▶ Problem description:
Check each line of the records for "this"; collect those that have it.

BEGIN Data

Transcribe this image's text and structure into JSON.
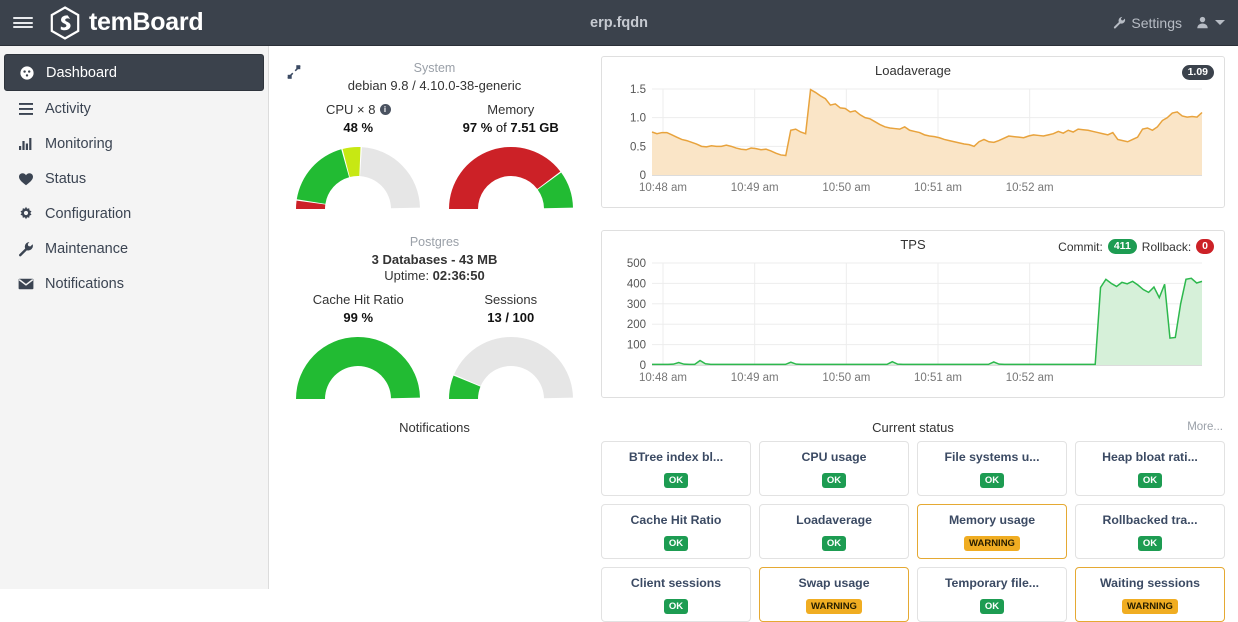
{
  "navbar": {
    "menu_icon": "hamburger-icon",
    "brand": "temBoard",
    "title": "erp.fqdn",
    "settings_label": "Settings",
    "settings_icon": "wrench-icon",
    "user_icon": "user-icon"
  },
  "sidebar": {
    "items": [
      {
        "label": "Dashboard",
        "icon": "dashboard-gauge-icon",
        "active": true
      },
      {
        "label": "Activity",
        "icon": "list-icon",
        "active": false
      },
      {
        "label": "Monitoring",
        "icon": "bar-chart-icon",
        "active": false
      },
      {
        "label": "Status",
        "icon": "heart-icon",
        "active": false
      },
      {
        "label": "Configuration",
        "icon": "gear-icon",
        "active": false
      },
      {
        "label": "Maintenance",
        "icon": "wrench-icon",
        "active": false
      },
      {
        "label": "Notifications",
        "icon": "envelope-icon",
        "active": false
      }
    ]
  },
  "system": {
    "expand_icon": "expand-arrows-icon",
    "caption": "System",
    "detail": "debian 9.8 / 4.10.0-38-generic",
    "gauges": [
      {
        "title": "CPU × 8",
        "has_info": true,
        "value": "48 %",
        "value_pct": 48,
        "segments": [
          {
            "from": 0,
            "to": 5,
            "color": "#cc2127"
          },
          {
            "from": 5,
            "to": 42,
            "color": "#22bb33"
          },
          {
            "from": 42,
            "to": 52,
            "color": "#c7e813"
          },
          {
            "from": 52,
            "to": 100,
            "color": "#e6e6e6"
          }
        ]
      },
      {
        "title": "Memory",
        "has_info": false,
        "value_prefix": "97 %",
        "value_suffix": " of ",
        "value_total": "7.51 GB",
        "value_pct": 97,
        "segments": [
          {
            "from": 0,
            "to": 80,
            "color": "#cc2127"
          },
          {
            "from": 80,
            "to": 100,
            "color": "#22bb33"
          }
        ]
      }
    ]
  },
  "postgres": {
    "caption": "Postgres",
    "databases": "3 Databases - 43 MB",
    "uptime_label": "Uptime: ",
    "uptime_value": "02:36:50",
    "gauges": [
      {
        "title": "Cache Hit Ratio",
        "value": "99 %",
        "value_pct": 99,
        "segments": [
          {
            "from": 0,
            "to": 100,
            "color": "#22bb33"
          }
        ]
      },
      {
        "title": "Sessions",
        "value": "13 / 100",
        "value_pct": 13,
        "segments": [
          {
            "from": 0,
            "to": 13,
            "color": "#22bb33"
          },
          {
            "from": 13,
            "to": 100,
            "color": "#e6e6e6"
          }
        ]
      }
    ]
  },
  "notifications": {
    "title": "Notifications"
  },
  "status": {
    "title": "Current status",
    "more_label": "More...",
    "cards": [
      {
        "title": "BTree index bl...",
        "state": "OK",
        "level": "ok"
      },
      {
        "title": "CPU usage",
        "state": "OK",
        "level": "ok"
      },
      {
        "title": "File systems u...",
        "state": "OK",
        "level": "ok"
      },
      {
        "title": "Heap bloat rati...",
        "state": "OK",
        "level": "ok"
      },
      {
        "title": "Cache Hit Ratio",
        "state": "OK",
        "level": "ok"
      },
      {
        "title": "Loadaverage",
        "state": "OK",
        "level": "ok"
      },
      {
        "title": "Memory usage",
        "state": "WARNING",
        "level": "warn"
      },
      {
        "title": "Rollbacked tra...",
        "state": "OK",
        "level": "ok"
      },
      {
        "title": "Client sessions",
        "state": "OK",
        "level": "ok"
      },
      {
        "title": "Swap usage",
        "state": "WARNING",
        "level": "warn"
      },
      {
        "title": "Temporary file...",
        "state": "OK",
        "level": "ok"
      },
      {
        "title": "Waiting sessions",
        "state": "WARNING",
        "level": "warn"
      }
    ]
  },
  "chart_data": [
    {
      "type": "area",
      "name": "loadaverage",
      "title": "Loadaverage",
      "badge": "1.09",
      "badge_color": "#3b424c",
      "line_color": "#e8a33d",
      "fill_color": "#fae5c7",
      "xlabel": "",
      "ylabel": "",
      "ylim": [
        0,
        1.5
      ],
      "yticks": [
        0,
        0.5,
        1.0,
        1.5
      ],
      "ytick_labels": [
        "0",
        "0.5",
        "1.0",
        "1.5"
      ],
      "xticks": [
        "10:48 am",
        "10:49 am",
        "10:50 am",
        "10:51 am",
        "10:52 am"
      ],
      "grid": true,
      "values": [
        0.75,
        0.72,
        0.74,
        0.74,
        0.7,
        0.66,
        0.62,
        0.6,
        0.57,
        0.54,
        0.5,
        0.49,
        0.51,
        0.5,
        0.5,
        0.52,
        0.5,
        0.47,
        0.45,
        0.44,
        0.47,
        0.46,
        0.44,
        0.45,
        0.42,
        0.38,
        0.35,
        0.34,
        0.78,
        0.8,
        0.75,
        0.72,
        1.49,
        1.44,
        1.38,
        1.33,
        1.22,
        1.24,
        1.17,
        1.16,
        1.1,
        1.12,
        1.05,
        1.0,
        0.98,
        0.93,
        0.88,
        0.84,
        0.82,
        0.81,
        0.8,
        0.84,
        0.78,
        0.76,
        0.74,
        0.7,
        0.68,
        0.67,
        0.65,
        0.62,
        0.6,
        0.58,
        0.56,
        0.54,
        0.53,
        0.5,
        0.58,
        0.62,
        0.58,
        0.57,
        0.6,
        0.64,
        0.68,
        0.67,
        0.66,
        0.65,
        0.68,
        0.7,
        0.69,
        0.68,
        0.7,
        0.72,
        0.76,
        0.73,
        0.78,
        0.75,
        0.8,
        0.79,
        0.78,
        0.76,
        0.74,
        0.72,
        0.7,
        0.74,
        0.62,
        0.6,
        0.58,
        0.62,
        0.66,
        0.8,
        0.82,
        0.78,
        0.84,
        0.95,
        1.0,
        1.08,
        1.1,
        1.03,
        1.01,
        1.02,
        1.01,
        1.09
      ]
    },
    {
      "type": "area",
      "name": "tps",
      "title": "TPS",
      "commit_label": "Commit:",
      "commit_value": "411",
      "rollback_label": "Rollback:",
      "rollback_value": "0",
      "line_color": "#2db84d",
      "fill_color": "#d6f0d9",
      "xlabel": "",
      "ylabel": "",
      "ylim": [
        0,
        500
      ],
      "yticks": [
        0,
        100,
        200,
        300,
        400,
        500
      ],
      "ytick_labels": [
        "0",
        "100",
        "200",
        "300",
        "400",
        "500"
      ],
      "xticks": [
        "10:48 am",
        "10:49 am",
        "10:50 am",
        "10:51 am",
        "10:52 am"
      ],
      "grid": true,
      "values": [
        3,
        3,
        3,
        3,
        4,
        12,
        4,
        3,
        3,
        22,
        6,
        3,
        3,
        3,
        3,
        3,
        3,
        3,
        3,
        3,
        3,
        3,
        3,
        3,
        3,
        3,
        14,
        4,
        3,
        3,
        3,
        3,
        3,
        3,
        3,
        3,
        3,
        3,
        3,
        3,
        3,
        3,
        3,
        3,
        3,
        16,
        4,
        3,
        3,
        3,
        3,
        3,
        3,
        3,
        3,
        3,
        3,
        3,
        3,
        3,
        3,
        3,
        3,
        3,
        15,
        4,
        3,
        3,
        3,
        3,
        3,
        3,
        3,
        3,
        3,
        3,
        3,
        3,
        3,
        3,
        3,
        3,
        3,
        3,
        380,
        420,
        400,
        385,
        405,
        398,
        410,
        392,
        370,
        356,
        382,
        330,
        396,
        132,
        135,
        300,
        420,
        425,
        402,
        410
      ]
    }
  ]
}
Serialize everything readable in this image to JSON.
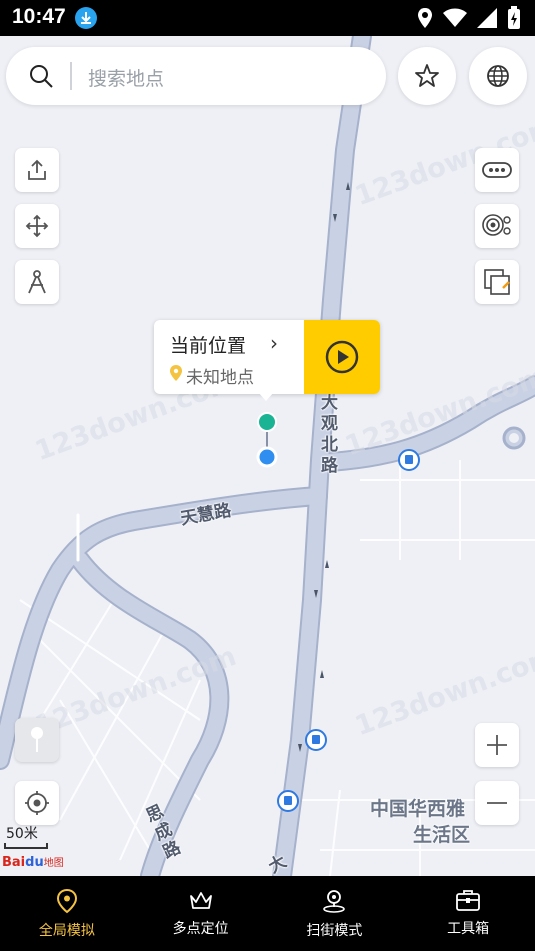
{
  "status_bar": {
    "time": "10:47"
  },
  "search": {
    "placeholder": "搜索地点"
  },
  "popup": {
    "title": "当前位置",
    "subtitle": "未知地点"
  },
  "map_labels": {
    "road_daguan": "大观北路",
    "road_tianhui": "天慧路",
    "road_sicheng": "思成路",
    "road_da": "大",
    "poi": "中国华西雅",
    "poi_line2": "生活区"
  },
  "scale": {
    "label": "50米"
  },
  "logo": {
    "bai": "Bai",
    "du": "du",
    "ditu": "地图"
  },
  "watermark": "123down.com",
  "tabs": [
    {
      "label": "全局模拟",
      "icon": "location-pin-icon",
      "active": true
    },
    {
      "label": "多点定位",
      "icon": "crown-icon",
      "active": false
    },
    {
      "label": "扫街模式",
      "icon": "map-marker-icon",
      "active": false
    },
    {
      "label": "工具箱",
      "icon": "toolbox-icon",
      "active": false
    }
  ],
  "colors": {
    "accent": "#f5c342",
    "play": "#ffcc00",
    "road": "#c9d1e4",
    "marker_green": "#1ab394",
    "marker_blue": "#2f8ef0"
  }
}
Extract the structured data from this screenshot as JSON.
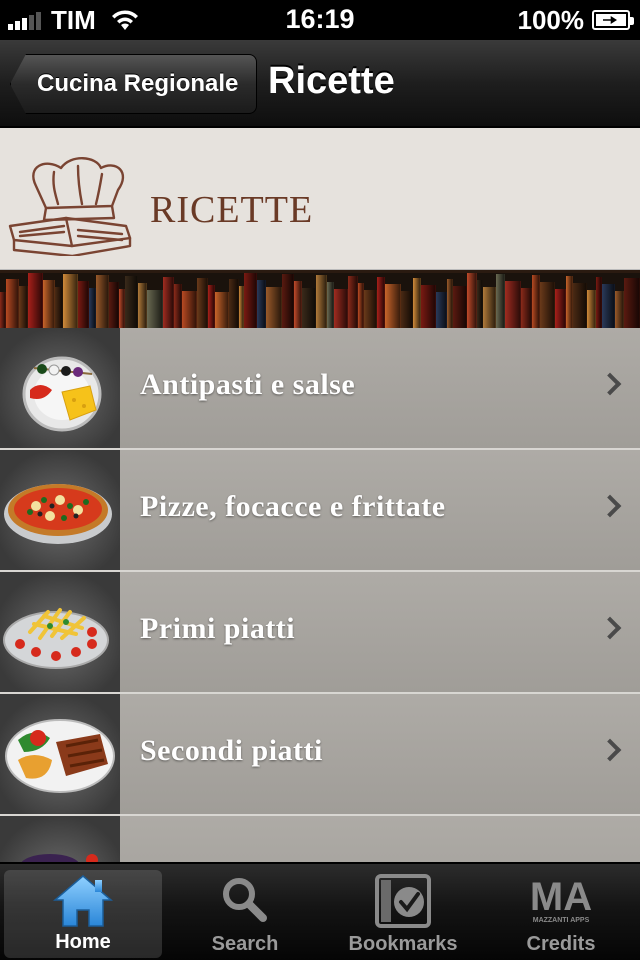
{
  "status_bar": {
    "carrier": "TIM",
    "time": "16:19",
    "battery": "100%"
  },
  "nav": {
    "back_label": "Cucina Regionale",
    "title": "Ricette"
  },
  "banner": {
    "title": "RICETTE"
  },
  "list": {
    "items": [
      {
        "label": "Antipasti e salse",
        "icon": "appetizer-plate-icon"
      },
      {
        "label": "Pizze, focacce e frittate",
        "icon": "pizza-icon"
      },
      {
        "label": "Primi piatti",
        "icon": "pasta-plate-icon"
      },
      {
        "label": "Secondi piatti",
        "icon": "meat-plate-icon"
      }
    ]
  },
  "tabs": [
    {
      "label": "Home",
      "icon": "home-icon",
      "active": true
    },
    {
      "label": "Search",
      "icon": "search-icon",
      "active": false
    },
    {
      "label": "Bookmarks",
      "icon": "bookmark-check-icon",
      "active": false
    },
    {
      "label": "Credits",
      "icon": "ma-logo-icon",
      "active": false
    }
  ],
  "credits_logo": {
    "letters": "MA",
    "subtitle": "MAZZANTI APPS"
  },
  "colors": {
    "accent_blue": "#4aa3e8",
    "banner_text": "#6a3a26"
  }
}
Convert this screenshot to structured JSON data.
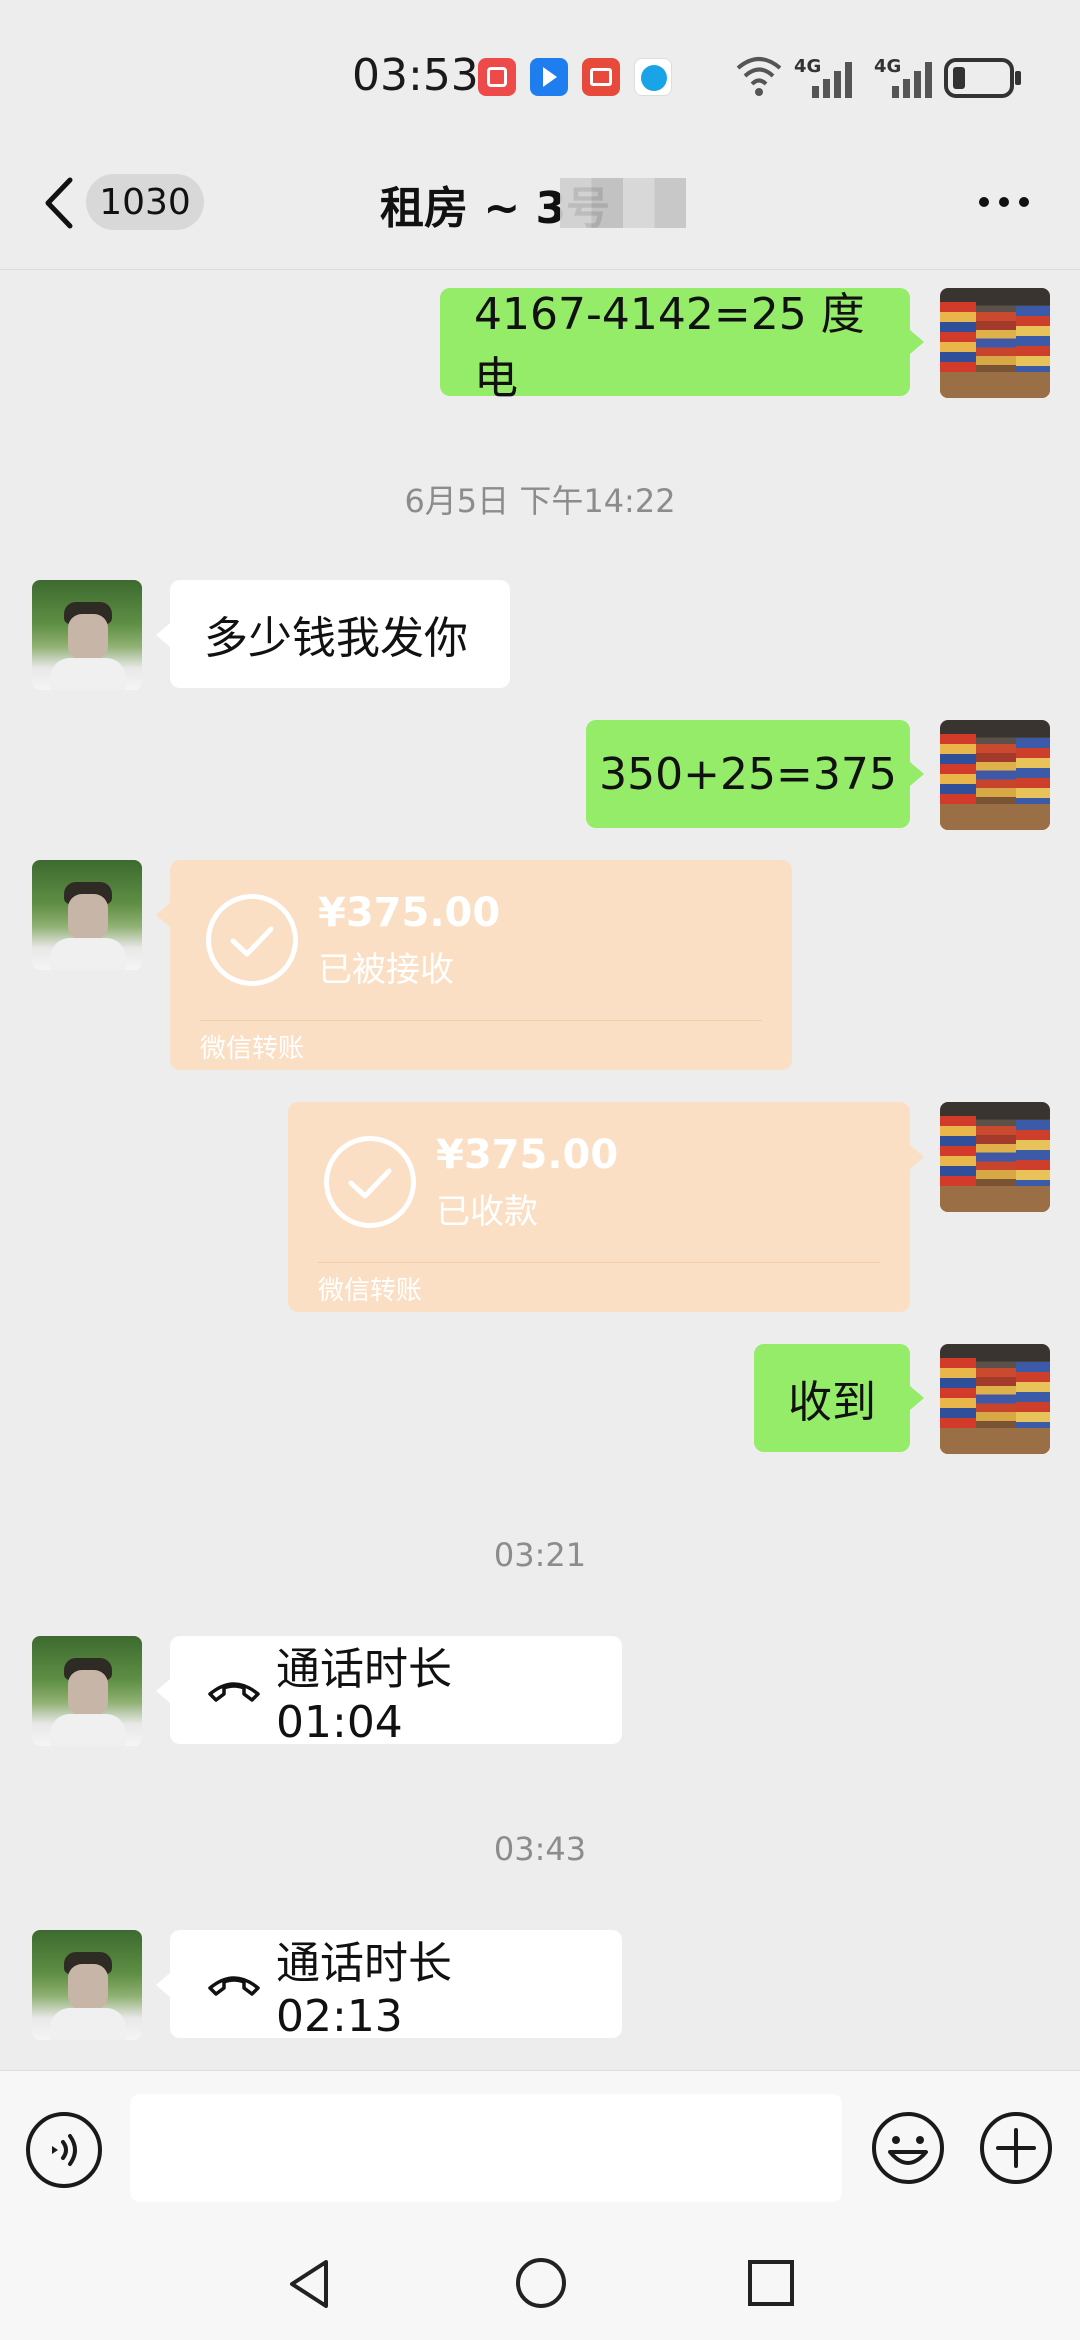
{
  "status_bar": {
    "time": "03:53",
    "network_1": "4G",
    "network_2": "4G"
  },
  "header": {
    "unread_count": "1030",
    "title": "租房 ~ 3号"
  },
  "messages": [
    {
      "side": "me",
      "type": "text",
      "text": "4167-4142=25 度电"
    },
    {
      "type": "timestamp",
      "text": "6月5日 下午14:22"
    },
    {
      "side": "other",
      "type": "text",
      "text": "多少钱我发你"
    },
    {
      "side": "me",
      "type": "text",
      "text": "350+25=375"
    },
    {
      "side": "other",
      "type": "transfer",
      "amount": "¥375.00",
      "status": "已被接收",
      "footer": "微信转账"
    },
    {
      "side": "me",
      "type": "transfer",
      "amount": "¥375.00",
      "status": "已收款",
      "footer": "微信转账"
    },
    {
      "side": "me",
      "type": "text",
      "text": "收到"
    },
    {
      "type": "timestamp",
      "text": "03:21"
    },
    {
      "side": "other",
      "type": "call",
      "text": "通话时长 01:04"
    },
    {
      "type": "timestamp",
      "text": "03:43"
    },
    {
      "side": "other",
      "type": "call",
      "text": "通话时长 02:13"
    }
  ],
  "colors": {
    "background": "#ededed",
    "my_bubble": "#95ec69",
    "their_bubble": "#ffffff",
    "transfer_card": "#fbdfc4"
  },
  "icons": {
    "back": "chevron-left-icon",
    "more": "more-dots-icon",
    "voice": "voice-icon",
    "emoji": "emoji-icon",
    "plus": "plus-icon",
    "call": "phone-hangup-icon",
    "check": "check-circle-icon"
  }
}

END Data

▶ Output:
Transcribe this image's text and structure into JSON.
Serialize everything readable in this image to JSON.
Extract the structured data from this screenshot as JSON.
Convert this screenshot to structured JSON data.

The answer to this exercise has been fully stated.